The unofficial MVP distinguished himself before the game even began, and all but one person in America absolutely loved it. Overnight, Jordan Leandre, a cancer survivor who was chosen to throw the first pitch, became a hero in more ways than one. (If you missed his moment of stardom, do yourself a favor and catch it here.

In honor of Leandre’s all-star pitch, we went through the archives and compiled a list of our Top 10 First Pitch Blunders. This was no easy task, as there are some truly obscene moments in first pitch history. But it was worth every second of judging and cringing, and we hope that you agree.

#10. 50 Cent: Confirmation that just because you can rap doesn’t mean you can pitch.

#9. Carl Lewis: For such a phenomenal athlete… wow. At least he redeemed himself on his second try.

#8. Jordan Leandre: The man of the hour.

#7. Michael Jordan: This wouldn’t have been that remarkable had the man not played pro baseball. I’m confused.

#6. Miss Texas (2016): Unfortunately, not the worst of the Miss Texas pitches.

#5. Carly Rae Jepsen: Had the ball been a shot put, it wouldn’t have been half bad.

#4. Mark Mallory: I don’t expect all mayors to be good at baseball, but this was truly astounding.

#3. Mariah Carey: What I want to know is if she actually tried.

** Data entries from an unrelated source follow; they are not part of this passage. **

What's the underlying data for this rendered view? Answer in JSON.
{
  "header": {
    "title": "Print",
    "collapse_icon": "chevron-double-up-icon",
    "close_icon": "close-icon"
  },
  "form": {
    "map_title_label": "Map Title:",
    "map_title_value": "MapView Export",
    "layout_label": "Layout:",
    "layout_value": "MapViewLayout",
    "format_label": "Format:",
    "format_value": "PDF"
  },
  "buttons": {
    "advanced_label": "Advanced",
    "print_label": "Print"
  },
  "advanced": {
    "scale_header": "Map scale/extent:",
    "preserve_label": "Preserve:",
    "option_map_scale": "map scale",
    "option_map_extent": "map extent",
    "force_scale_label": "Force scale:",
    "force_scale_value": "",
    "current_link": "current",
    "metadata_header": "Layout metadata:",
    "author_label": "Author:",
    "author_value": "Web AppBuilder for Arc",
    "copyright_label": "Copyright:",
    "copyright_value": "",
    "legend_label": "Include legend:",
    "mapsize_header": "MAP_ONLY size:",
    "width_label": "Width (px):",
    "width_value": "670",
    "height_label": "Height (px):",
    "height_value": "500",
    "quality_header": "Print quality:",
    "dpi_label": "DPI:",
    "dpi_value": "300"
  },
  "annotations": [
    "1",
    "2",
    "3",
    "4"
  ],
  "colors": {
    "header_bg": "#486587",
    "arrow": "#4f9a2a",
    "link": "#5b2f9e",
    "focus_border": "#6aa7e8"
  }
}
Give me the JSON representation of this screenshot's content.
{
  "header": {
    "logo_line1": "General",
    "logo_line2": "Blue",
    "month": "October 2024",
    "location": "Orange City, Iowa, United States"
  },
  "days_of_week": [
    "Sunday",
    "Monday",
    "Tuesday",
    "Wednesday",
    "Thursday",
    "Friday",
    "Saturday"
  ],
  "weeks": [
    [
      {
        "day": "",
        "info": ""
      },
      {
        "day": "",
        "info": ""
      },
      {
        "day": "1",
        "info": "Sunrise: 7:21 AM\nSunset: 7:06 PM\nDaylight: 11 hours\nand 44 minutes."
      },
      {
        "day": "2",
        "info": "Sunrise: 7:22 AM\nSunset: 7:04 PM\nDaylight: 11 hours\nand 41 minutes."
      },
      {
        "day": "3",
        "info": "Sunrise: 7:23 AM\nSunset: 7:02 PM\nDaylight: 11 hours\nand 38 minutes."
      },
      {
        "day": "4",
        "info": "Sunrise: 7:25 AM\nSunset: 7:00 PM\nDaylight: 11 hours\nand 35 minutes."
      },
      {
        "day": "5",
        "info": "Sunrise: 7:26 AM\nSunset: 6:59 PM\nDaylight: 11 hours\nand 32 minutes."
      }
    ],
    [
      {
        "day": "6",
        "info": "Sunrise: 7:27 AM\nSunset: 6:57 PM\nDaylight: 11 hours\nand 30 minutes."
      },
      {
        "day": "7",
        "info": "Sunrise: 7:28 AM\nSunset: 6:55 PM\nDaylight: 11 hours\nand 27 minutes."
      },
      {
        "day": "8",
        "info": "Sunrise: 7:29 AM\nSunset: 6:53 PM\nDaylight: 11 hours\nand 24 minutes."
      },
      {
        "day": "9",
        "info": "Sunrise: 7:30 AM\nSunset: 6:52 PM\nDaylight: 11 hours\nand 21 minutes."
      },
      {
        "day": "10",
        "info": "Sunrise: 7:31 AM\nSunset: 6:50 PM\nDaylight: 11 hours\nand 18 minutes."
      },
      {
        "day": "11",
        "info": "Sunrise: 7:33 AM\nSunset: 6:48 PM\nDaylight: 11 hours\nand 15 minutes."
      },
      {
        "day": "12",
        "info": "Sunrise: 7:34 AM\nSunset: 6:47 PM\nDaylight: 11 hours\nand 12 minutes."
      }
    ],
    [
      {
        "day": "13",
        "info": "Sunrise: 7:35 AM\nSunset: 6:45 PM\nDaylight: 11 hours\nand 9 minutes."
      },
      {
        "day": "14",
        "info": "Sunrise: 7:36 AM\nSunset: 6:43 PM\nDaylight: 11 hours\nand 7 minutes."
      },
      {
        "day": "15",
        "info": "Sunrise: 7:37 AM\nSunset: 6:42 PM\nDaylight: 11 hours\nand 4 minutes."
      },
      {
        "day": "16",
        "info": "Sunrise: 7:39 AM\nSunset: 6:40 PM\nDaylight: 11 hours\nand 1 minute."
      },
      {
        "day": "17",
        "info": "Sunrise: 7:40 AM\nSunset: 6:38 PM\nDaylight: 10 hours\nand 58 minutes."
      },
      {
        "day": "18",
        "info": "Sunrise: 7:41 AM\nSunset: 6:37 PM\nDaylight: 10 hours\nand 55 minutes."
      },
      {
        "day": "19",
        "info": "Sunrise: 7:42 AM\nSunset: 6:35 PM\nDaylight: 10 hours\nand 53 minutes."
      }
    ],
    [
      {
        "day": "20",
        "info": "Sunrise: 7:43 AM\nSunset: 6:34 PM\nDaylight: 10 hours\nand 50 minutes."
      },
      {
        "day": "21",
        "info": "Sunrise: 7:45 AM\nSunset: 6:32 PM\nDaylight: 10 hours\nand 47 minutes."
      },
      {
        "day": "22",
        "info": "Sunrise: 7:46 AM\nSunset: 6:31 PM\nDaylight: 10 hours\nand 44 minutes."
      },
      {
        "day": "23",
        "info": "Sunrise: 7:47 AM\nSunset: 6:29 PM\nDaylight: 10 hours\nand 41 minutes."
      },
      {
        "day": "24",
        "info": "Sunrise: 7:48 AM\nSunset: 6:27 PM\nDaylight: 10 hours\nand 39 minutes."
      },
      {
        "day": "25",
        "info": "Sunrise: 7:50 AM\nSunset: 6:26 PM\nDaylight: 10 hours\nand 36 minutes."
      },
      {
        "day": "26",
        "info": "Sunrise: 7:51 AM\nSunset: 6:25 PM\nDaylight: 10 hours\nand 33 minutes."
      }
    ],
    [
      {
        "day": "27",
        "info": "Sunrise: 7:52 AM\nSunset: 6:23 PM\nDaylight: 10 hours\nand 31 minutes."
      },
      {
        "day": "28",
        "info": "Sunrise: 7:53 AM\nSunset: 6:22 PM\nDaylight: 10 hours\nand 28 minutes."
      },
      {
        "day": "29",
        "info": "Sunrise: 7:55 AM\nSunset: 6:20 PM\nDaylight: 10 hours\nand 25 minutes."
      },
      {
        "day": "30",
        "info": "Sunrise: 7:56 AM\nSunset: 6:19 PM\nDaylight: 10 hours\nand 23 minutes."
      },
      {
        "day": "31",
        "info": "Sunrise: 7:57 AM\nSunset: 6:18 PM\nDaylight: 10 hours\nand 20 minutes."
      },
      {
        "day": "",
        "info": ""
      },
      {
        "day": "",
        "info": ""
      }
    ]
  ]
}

#2. The Go-Go’s: Who thought this was a good idea? And why did that one lady throw up her arms in victory?

#1. Miss Texas (2014): Are we bowling here, or pitching?


Did we miss one? We beg you to let us know.

Sometimes life throws you perfect pitches. Other times it throws you curveballs. And every once in a while, it throws you an abomination of a first pitch. Thank you, Jordan Leandre and colleagues, for giving us some serious entertainment and instant confidence boosters. We hope we have reason to update our list again and again.

 From USA Today

From USA Today